Isabel Trigger graduated with a B.Sc. from McGill in 1994 and went on to complete an M.Sc. and a Ph.D. at the Université de Montréal between 1994 and 1999. Her M.Sc. thesis, “Evolution du spectre de dépôts énergétiques dans les détecteurs au silicium irradiés en protons,” studied the ultimate performance of silicon-based precise tracking detectors in the presence of radiation for the LHC. Her Ph.D., “Mesure des couplages trilinéaires anomaux des bosons de jauge avec le détecteur OPAL au LEP,” included definitive measurements of the self-coupling of standard model gauge bosons and is considered one of most challenging experimental analyses performed at the Large Electron Positron (LEP) Collider.

Dr. Trigger was awarded the competitive CERN Research Fellowship in 1999, leading to the exceptionally rare offer of a CERN research staff position in 2001. She personally performed the most general and comprehensive search for the “chargino” particles predicted by supersymmetric theories.

Isabel was also a leader in the CERN [European Particle Physics Laboratory] team designing and testing the alignment system that monitors the relative positions of the 22 m diameter ATLAS endcap muon chambers with 50 μm [micrometre] accuracy. In 2005, TRIUMF recruited Dr. Trigger to lead the establishment of an ATLAS physics analysis group. She is currently the ATLAS-Canada physics coordinator.

From what I understand they are now declaring the Higgs boson exists when I last reported (my July 4, 2012 posting) on this topic, scientists at CERN were pretty sure it existed. I’m sure Trigger will have the latest information.

On a completely other note, I think café  is a bit of a misnomer for the Vancouver events held at the Railway Club, since this is a beer drinking establishment.

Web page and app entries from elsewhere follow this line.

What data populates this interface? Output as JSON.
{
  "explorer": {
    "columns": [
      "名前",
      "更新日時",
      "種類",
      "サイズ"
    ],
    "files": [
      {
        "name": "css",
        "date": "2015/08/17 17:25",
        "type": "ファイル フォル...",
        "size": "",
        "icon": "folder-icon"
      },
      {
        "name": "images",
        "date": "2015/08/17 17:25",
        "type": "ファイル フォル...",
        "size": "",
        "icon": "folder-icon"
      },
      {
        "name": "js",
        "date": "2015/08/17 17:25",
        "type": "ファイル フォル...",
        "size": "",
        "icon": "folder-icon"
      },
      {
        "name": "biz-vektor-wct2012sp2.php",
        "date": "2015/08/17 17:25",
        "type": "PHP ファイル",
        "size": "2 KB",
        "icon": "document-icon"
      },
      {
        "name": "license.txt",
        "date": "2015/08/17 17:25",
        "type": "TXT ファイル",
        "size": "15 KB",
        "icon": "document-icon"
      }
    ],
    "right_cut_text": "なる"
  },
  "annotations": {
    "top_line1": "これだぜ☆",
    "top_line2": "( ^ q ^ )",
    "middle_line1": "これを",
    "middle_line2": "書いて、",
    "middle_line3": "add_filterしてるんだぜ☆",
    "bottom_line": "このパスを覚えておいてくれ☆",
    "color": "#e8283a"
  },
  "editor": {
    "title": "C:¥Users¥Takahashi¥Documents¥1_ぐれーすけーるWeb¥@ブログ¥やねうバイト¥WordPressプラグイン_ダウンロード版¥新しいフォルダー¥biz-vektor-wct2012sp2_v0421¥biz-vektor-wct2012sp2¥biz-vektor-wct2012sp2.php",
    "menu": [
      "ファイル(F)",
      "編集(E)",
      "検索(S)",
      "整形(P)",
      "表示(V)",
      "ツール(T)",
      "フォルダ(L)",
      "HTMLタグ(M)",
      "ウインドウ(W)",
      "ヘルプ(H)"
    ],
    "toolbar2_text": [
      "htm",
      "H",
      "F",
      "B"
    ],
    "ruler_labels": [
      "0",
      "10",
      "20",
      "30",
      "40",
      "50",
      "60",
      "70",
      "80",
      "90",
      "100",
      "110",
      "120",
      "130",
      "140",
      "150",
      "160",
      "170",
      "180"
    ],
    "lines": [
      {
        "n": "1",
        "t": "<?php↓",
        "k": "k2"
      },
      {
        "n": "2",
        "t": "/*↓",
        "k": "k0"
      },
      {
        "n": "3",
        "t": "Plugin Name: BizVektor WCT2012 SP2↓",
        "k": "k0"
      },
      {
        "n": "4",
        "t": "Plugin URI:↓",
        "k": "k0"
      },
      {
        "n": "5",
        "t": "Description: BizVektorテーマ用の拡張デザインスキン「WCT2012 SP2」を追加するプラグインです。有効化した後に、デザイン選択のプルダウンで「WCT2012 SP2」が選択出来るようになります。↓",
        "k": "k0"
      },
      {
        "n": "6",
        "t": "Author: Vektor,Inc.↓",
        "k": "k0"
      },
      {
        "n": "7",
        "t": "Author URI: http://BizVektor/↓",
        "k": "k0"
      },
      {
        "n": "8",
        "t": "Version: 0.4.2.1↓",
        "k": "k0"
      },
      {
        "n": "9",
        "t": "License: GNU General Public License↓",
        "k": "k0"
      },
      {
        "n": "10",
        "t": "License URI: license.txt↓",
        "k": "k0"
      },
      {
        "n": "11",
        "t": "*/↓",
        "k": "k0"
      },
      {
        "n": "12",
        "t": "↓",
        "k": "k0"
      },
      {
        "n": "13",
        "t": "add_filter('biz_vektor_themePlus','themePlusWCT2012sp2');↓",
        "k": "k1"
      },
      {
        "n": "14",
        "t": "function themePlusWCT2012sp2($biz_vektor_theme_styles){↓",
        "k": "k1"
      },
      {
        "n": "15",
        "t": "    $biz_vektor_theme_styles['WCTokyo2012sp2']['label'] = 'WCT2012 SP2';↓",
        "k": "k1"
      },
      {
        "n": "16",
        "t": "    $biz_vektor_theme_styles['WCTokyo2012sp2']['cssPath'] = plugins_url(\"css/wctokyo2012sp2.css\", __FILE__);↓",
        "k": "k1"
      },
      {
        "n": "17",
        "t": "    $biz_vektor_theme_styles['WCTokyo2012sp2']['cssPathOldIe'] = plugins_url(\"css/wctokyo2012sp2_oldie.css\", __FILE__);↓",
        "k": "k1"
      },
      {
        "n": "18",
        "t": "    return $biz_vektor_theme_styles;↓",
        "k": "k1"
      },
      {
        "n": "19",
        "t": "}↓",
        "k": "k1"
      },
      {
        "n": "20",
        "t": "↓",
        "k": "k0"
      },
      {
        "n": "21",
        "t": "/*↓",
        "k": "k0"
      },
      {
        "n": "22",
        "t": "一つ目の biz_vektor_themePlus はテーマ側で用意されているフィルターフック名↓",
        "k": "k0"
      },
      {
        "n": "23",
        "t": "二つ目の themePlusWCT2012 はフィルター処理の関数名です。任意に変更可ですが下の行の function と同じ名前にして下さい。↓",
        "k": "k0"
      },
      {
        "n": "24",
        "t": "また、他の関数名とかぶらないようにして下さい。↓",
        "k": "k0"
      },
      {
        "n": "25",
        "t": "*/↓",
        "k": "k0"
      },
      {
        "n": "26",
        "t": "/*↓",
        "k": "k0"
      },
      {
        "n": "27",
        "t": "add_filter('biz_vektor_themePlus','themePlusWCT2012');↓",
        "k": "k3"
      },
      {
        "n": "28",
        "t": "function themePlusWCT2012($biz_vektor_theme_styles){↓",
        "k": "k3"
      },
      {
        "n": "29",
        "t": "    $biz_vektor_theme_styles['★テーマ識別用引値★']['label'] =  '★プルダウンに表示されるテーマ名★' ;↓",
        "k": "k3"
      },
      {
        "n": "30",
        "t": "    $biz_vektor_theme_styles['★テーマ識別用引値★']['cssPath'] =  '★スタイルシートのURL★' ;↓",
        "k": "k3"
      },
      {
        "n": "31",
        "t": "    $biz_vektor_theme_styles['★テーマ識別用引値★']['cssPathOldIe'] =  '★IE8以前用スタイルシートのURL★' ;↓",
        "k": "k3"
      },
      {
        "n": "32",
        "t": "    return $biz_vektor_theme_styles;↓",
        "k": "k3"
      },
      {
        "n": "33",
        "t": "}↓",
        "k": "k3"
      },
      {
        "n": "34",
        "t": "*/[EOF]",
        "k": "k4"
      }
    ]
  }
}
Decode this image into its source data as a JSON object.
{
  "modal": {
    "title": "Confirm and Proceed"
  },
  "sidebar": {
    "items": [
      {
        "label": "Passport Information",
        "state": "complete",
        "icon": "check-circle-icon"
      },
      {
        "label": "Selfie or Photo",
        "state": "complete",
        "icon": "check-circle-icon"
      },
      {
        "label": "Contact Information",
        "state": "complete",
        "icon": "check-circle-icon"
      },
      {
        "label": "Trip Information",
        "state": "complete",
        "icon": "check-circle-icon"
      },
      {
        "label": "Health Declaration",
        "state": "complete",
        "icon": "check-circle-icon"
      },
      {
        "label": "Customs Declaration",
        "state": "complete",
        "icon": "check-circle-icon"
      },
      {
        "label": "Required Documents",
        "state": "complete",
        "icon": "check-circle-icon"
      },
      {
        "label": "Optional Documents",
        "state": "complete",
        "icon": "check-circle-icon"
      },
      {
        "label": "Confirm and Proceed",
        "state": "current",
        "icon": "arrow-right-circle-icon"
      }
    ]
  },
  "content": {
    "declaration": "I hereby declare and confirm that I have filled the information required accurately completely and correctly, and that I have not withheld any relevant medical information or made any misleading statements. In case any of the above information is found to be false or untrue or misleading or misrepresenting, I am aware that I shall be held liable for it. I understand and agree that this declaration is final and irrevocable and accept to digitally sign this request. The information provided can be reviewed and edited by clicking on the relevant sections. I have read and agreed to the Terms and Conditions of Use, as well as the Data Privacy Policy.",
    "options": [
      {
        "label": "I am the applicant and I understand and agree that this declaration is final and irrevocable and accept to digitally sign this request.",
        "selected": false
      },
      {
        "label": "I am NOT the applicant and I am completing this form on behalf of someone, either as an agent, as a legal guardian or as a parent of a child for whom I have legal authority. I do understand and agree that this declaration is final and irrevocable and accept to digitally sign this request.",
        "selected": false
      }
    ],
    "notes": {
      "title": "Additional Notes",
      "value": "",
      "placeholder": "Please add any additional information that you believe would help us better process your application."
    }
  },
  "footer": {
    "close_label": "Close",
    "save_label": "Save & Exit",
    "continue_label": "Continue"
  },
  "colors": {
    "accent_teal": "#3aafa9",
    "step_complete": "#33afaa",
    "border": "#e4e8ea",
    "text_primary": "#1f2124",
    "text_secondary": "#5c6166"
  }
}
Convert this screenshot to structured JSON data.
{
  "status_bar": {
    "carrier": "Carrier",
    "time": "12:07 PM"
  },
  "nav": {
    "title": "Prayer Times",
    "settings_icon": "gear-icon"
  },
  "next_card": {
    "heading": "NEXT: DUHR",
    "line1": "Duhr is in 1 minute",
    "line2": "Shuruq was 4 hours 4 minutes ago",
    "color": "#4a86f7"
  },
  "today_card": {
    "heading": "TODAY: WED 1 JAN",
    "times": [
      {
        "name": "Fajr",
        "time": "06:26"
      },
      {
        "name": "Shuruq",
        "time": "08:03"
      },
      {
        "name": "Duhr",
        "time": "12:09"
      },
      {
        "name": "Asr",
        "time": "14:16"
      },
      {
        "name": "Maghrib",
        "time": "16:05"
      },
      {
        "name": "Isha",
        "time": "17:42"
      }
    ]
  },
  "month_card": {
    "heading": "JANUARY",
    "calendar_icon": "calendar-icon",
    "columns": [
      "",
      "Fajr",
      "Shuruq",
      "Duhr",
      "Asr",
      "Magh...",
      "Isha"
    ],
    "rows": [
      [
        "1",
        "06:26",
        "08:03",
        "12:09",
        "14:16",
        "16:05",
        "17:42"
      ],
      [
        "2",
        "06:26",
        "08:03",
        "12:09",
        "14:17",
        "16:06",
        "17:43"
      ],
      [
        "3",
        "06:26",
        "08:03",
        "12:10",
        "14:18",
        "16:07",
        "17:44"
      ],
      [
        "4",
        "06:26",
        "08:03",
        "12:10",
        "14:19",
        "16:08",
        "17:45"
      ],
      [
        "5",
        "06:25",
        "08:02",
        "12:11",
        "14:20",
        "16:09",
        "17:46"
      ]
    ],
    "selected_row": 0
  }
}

So, be prepared to drink beer in a back room on Tuesday night (Sept. 25) while you listen to talk about the underpinnings of the universe.